Directions:
The lines you return should be those containing the string "kind", taken from the data below.

*** Records shown ***

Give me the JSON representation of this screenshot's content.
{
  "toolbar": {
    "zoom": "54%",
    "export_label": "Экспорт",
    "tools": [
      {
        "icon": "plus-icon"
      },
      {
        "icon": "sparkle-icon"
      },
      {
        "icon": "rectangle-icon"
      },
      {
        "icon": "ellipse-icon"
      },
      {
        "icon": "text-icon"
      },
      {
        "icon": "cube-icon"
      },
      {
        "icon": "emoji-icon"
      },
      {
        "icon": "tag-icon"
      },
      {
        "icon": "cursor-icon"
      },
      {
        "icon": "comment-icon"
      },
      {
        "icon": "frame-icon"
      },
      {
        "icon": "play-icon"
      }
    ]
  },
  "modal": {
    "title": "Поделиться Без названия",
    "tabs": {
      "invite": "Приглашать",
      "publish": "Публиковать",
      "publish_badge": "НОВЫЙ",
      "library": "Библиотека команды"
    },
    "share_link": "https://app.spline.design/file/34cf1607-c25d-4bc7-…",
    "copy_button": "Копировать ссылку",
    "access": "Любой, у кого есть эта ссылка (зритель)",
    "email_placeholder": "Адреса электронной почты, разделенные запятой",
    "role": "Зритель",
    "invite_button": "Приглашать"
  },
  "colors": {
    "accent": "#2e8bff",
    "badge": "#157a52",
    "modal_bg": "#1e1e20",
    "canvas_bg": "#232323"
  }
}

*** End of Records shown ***
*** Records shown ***

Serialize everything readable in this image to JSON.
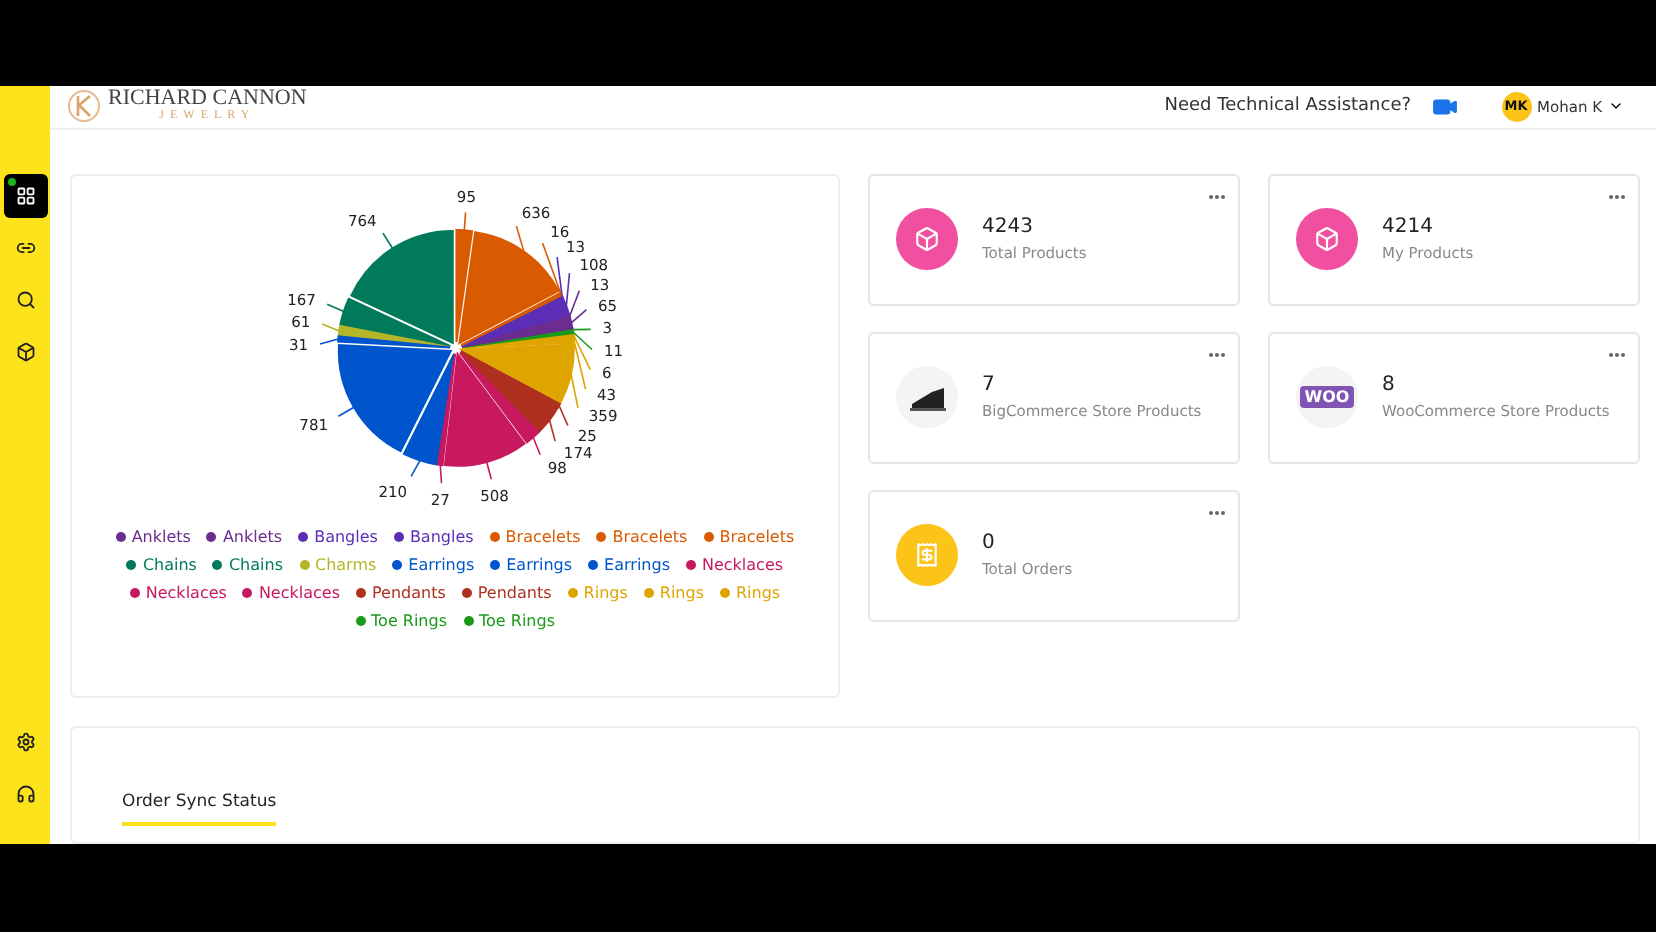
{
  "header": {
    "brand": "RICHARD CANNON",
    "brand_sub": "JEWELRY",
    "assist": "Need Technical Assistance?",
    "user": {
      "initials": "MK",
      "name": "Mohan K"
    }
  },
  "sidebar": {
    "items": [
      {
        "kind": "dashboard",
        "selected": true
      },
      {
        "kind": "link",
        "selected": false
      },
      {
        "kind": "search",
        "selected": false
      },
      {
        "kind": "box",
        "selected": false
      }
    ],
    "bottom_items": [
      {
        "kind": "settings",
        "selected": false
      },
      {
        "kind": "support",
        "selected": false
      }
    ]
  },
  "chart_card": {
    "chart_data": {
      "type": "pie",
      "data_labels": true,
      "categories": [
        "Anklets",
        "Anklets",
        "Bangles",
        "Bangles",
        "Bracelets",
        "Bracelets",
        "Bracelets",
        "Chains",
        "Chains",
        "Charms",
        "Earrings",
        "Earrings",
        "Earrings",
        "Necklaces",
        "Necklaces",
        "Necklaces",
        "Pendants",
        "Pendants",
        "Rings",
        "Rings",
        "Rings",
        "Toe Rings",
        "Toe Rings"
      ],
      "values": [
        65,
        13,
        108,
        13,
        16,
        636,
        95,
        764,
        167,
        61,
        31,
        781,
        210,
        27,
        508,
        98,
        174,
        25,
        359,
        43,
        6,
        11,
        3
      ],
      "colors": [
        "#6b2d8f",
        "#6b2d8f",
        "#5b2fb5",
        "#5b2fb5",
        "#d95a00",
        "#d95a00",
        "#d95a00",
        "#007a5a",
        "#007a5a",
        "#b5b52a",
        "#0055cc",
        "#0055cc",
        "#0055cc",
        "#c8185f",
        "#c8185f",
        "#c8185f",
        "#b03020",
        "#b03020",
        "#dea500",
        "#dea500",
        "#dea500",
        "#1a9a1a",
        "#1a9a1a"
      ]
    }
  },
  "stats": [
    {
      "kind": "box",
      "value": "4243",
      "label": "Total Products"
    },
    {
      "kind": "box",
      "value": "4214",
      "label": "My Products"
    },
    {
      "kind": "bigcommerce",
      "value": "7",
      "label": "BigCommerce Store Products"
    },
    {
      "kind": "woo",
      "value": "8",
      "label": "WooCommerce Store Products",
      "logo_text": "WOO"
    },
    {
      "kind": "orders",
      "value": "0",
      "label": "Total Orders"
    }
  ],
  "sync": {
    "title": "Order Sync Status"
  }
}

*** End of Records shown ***

Reply to the task:
        "kind": "dashboard",
        "kind": "link",
        "kind": "search",
        "kind": "box",
        "kind": "settings",
        "kind": "support",
      "kind": "box",
      "kind": "box",
      "kind": "bigcommerce",
      "kind": "woo",
      "kind": "orders",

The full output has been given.